Vol. 14, No. 2 May 2010
Taking Care of Children's Health
North Carolina county departments of social services are responsible for making sure children in foster care are safe and well until they can return home.
On a day-to-day basis, however, foster parents and kinship caregivers are the leaders when it comes to meeting children’s health and wellness needs. This can be a huge commitment, because as a group, children in foster care have a great many health, mental health, dental, and developmental needs.
Indeed, researchers have concluded that children in foster care have more health problems than any other group in America, including children who are homeless and those living in the poorest parts of inner cities (sources cited in Grayson, 2003).
Yet no matter what their children’s needs are, relative caregivers and foster parents step up to do what must be done. They take children to counseling and medical appointments, learn how to care for them when they are sick, feed them nutritious food, and do everything they can to help them grow up healthy and strong.
Yet just like DSS agencies, they can’t do it all themselves. To meet children’s needs they need supportive partners.
If you’re caring for a child in foster care, your main source of support must be your supervising agency. Other sources of information and support include birth parents, doctors, nutritionists, and health and mental health-focused organizations.

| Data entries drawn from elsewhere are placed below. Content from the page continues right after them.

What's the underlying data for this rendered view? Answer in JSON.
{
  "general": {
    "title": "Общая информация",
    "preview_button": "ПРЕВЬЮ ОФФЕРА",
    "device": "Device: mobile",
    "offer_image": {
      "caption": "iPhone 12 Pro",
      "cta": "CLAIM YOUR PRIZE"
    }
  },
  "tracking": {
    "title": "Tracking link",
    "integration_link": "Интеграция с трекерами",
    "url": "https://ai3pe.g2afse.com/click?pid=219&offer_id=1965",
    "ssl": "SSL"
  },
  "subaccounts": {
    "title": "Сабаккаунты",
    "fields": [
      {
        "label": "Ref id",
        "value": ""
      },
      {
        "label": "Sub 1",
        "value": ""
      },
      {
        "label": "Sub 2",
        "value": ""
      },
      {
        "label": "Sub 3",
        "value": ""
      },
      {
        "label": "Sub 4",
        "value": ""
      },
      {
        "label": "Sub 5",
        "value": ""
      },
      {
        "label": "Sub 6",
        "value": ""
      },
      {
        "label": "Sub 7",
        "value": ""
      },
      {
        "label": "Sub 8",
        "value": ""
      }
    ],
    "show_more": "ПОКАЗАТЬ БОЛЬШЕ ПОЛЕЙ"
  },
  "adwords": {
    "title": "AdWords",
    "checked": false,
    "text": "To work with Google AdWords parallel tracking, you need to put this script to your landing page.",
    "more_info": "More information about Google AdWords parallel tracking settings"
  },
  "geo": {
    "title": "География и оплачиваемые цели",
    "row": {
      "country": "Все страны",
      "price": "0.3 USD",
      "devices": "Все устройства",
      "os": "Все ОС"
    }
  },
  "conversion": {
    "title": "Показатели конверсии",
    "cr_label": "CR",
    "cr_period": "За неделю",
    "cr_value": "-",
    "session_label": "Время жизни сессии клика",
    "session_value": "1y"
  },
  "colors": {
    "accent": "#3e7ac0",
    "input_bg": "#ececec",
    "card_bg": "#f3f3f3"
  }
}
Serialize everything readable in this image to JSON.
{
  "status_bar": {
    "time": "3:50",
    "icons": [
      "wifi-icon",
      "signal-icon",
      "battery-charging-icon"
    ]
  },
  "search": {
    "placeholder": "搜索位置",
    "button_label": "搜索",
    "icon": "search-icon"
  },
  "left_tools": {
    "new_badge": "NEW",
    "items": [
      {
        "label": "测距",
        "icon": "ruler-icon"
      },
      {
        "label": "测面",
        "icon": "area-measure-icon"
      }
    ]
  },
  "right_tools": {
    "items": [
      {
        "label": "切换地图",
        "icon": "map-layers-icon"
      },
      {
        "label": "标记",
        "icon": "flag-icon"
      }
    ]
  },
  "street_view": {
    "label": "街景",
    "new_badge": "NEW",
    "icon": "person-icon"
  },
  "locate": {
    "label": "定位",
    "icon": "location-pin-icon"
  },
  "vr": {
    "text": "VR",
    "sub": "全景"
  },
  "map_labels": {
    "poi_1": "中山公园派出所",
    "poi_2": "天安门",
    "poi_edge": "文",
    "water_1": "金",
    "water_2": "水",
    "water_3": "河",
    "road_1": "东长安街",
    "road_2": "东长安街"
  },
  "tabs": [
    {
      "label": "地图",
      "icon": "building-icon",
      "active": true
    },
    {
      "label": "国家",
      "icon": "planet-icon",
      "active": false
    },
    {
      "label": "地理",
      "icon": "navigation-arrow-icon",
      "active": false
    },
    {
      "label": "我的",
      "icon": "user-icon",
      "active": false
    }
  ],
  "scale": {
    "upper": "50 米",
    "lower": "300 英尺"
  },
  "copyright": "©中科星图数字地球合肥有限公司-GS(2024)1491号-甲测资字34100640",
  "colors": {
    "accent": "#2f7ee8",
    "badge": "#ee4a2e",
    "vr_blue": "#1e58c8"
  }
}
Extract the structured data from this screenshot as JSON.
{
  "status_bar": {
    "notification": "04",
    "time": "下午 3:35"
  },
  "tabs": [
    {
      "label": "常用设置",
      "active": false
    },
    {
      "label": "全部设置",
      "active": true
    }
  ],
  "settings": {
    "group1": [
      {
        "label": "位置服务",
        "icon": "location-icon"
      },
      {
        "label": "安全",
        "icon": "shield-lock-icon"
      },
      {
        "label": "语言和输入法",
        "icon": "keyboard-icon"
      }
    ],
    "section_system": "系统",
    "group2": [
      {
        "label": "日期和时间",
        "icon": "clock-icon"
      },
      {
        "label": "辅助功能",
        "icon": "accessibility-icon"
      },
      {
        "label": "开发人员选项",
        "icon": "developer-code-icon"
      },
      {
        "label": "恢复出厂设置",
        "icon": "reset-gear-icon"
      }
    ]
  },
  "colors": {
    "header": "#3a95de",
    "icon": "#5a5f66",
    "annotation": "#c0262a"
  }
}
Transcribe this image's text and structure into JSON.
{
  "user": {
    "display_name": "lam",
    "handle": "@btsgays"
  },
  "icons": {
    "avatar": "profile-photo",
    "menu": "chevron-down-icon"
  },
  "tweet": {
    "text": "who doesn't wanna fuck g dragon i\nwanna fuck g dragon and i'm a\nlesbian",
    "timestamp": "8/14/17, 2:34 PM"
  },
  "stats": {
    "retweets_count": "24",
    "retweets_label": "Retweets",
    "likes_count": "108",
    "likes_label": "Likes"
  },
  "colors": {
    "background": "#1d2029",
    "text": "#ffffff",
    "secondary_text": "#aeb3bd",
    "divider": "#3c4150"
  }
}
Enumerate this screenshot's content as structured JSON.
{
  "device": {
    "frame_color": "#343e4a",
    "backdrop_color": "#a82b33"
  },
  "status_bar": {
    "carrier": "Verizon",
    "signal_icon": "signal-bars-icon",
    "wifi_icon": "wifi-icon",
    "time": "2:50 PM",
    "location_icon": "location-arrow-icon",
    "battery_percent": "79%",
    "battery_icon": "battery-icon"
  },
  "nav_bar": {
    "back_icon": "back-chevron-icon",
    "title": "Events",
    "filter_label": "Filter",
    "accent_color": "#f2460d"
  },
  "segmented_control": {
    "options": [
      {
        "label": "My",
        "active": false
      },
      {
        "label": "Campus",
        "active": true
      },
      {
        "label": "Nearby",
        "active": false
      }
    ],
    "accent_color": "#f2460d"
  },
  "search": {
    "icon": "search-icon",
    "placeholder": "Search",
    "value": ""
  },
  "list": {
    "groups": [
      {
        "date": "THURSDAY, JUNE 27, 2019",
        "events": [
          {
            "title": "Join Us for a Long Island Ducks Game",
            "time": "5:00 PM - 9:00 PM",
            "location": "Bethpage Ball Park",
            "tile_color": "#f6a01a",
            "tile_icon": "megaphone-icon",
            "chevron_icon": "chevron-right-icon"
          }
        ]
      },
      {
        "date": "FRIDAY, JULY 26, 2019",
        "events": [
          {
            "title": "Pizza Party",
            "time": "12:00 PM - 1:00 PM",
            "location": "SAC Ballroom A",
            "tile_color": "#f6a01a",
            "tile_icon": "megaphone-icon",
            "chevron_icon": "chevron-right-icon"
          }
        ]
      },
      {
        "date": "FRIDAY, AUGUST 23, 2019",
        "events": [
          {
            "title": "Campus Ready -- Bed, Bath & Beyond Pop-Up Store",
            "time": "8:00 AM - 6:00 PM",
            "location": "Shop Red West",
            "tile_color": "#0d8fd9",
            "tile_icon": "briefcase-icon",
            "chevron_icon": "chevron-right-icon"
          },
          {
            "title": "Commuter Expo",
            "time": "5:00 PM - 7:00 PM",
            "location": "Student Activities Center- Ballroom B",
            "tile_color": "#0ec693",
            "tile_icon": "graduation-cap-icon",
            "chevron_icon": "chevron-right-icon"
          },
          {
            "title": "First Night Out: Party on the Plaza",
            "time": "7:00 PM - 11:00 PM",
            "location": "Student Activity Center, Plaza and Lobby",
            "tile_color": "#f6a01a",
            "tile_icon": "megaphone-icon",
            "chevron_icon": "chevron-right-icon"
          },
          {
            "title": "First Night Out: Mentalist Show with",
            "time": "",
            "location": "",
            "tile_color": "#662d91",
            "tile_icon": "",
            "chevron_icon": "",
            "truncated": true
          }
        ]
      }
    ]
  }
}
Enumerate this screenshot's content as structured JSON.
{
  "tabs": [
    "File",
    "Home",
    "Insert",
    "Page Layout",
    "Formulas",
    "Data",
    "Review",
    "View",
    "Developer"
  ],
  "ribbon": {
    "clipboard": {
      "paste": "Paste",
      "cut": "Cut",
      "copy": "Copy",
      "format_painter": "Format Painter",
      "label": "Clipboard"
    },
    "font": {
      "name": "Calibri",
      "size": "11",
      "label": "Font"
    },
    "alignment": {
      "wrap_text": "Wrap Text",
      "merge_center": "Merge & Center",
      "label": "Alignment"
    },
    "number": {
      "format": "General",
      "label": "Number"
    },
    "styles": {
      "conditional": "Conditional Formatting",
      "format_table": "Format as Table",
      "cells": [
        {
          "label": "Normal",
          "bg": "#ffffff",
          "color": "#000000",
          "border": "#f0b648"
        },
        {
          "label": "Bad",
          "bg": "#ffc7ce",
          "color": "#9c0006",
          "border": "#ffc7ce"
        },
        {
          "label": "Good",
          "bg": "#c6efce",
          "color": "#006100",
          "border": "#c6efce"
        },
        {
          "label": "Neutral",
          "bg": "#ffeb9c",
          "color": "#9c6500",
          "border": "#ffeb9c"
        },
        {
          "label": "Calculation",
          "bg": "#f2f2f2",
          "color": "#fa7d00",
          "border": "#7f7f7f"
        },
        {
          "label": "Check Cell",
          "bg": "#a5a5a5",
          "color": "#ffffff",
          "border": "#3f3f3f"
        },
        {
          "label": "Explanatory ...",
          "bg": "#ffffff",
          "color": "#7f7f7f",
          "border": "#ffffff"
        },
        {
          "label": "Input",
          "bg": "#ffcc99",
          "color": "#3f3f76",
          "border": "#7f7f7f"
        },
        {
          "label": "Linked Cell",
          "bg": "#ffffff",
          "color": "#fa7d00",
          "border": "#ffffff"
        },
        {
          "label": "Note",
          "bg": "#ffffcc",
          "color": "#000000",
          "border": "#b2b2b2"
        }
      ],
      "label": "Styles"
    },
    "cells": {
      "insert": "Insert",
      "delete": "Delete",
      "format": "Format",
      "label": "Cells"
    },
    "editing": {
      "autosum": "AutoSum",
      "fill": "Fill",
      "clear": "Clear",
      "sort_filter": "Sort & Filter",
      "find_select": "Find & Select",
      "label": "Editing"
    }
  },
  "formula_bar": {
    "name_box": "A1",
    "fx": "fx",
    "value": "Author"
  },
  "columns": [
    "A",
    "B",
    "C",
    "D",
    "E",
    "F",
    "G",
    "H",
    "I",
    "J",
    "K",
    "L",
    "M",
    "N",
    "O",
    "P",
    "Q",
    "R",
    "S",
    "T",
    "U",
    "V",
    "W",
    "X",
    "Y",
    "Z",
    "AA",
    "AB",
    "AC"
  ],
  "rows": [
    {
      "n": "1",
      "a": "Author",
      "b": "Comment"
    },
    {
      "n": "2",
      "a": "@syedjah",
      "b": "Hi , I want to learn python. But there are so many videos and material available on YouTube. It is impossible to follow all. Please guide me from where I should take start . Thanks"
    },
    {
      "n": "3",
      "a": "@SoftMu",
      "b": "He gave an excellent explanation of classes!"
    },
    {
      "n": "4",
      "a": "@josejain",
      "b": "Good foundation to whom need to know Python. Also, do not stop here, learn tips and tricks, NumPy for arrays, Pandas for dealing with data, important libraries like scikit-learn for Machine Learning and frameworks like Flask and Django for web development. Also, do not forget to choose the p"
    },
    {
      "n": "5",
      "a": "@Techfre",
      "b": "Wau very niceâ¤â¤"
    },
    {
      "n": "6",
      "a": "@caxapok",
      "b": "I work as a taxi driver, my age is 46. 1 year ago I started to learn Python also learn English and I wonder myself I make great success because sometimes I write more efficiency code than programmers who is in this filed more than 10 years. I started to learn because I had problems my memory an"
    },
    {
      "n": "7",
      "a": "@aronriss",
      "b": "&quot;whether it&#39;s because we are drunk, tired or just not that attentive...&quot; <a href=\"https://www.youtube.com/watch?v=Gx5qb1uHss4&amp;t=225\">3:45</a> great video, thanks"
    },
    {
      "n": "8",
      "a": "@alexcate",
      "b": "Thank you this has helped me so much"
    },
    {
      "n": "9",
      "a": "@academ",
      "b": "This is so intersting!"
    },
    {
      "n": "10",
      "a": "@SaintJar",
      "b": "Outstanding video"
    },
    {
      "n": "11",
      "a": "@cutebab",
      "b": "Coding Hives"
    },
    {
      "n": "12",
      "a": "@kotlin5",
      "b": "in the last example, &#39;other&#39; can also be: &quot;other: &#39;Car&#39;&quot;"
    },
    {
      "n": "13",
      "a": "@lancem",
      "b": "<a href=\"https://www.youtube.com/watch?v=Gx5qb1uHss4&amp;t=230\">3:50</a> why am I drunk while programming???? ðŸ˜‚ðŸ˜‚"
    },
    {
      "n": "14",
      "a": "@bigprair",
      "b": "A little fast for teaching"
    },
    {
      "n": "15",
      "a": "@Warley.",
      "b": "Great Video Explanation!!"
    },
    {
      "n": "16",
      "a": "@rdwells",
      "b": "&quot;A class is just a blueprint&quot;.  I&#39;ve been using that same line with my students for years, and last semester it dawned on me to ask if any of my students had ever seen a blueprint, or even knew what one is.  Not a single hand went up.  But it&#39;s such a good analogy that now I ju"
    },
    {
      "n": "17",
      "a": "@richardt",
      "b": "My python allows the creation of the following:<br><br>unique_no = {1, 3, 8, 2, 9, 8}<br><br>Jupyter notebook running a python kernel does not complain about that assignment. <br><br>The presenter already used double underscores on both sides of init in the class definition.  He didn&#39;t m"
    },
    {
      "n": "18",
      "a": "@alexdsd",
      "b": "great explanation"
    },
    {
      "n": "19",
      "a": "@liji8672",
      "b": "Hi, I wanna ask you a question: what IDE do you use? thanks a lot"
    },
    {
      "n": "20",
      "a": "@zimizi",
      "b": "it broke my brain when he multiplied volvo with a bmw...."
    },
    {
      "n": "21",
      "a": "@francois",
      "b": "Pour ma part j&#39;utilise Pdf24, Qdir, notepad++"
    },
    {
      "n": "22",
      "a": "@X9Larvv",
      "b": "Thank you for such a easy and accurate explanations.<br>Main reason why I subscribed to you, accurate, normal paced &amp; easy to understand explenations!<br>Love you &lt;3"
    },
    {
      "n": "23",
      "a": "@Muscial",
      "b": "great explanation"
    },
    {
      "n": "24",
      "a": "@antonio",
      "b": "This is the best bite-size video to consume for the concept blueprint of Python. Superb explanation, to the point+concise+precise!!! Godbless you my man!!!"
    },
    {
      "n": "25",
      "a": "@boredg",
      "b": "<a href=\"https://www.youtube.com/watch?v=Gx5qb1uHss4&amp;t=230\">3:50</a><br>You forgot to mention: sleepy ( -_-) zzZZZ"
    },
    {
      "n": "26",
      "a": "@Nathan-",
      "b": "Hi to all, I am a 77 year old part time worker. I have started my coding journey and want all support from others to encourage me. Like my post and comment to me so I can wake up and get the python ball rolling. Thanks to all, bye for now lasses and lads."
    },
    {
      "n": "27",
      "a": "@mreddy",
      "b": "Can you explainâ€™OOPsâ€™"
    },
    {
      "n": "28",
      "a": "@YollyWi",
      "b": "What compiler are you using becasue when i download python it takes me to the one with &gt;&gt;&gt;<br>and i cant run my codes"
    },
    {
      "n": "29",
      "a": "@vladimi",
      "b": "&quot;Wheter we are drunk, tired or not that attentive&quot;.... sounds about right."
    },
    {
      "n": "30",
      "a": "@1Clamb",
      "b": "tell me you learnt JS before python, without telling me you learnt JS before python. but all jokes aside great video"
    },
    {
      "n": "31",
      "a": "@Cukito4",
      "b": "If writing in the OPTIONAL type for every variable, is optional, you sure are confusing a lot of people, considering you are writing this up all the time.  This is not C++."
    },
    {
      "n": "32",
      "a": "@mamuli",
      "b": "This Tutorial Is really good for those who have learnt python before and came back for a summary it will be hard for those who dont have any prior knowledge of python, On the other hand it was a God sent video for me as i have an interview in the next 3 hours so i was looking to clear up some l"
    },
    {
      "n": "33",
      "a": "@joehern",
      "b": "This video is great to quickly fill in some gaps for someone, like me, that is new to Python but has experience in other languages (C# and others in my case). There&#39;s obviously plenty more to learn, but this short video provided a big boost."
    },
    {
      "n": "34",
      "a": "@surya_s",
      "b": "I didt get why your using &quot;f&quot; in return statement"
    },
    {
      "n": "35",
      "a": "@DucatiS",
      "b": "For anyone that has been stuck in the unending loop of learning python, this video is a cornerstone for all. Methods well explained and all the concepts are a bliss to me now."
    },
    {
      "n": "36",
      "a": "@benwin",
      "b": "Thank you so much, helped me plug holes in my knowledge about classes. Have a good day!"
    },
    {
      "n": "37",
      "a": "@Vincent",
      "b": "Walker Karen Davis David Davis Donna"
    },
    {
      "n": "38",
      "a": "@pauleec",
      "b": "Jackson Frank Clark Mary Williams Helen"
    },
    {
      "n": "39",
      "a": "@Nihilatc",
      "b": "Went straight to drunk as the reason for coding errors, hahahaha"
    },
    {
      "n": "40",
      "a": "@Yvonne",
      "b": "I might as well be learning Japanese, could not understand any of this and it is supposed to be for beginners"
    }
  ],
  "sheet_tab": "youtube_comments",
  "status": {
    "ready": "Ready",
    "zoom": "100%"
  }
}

This issue of Fostering Perspectives will connect you with information to help you care for the children in your lives.
Copyright © 2010 Jordan Institute for Families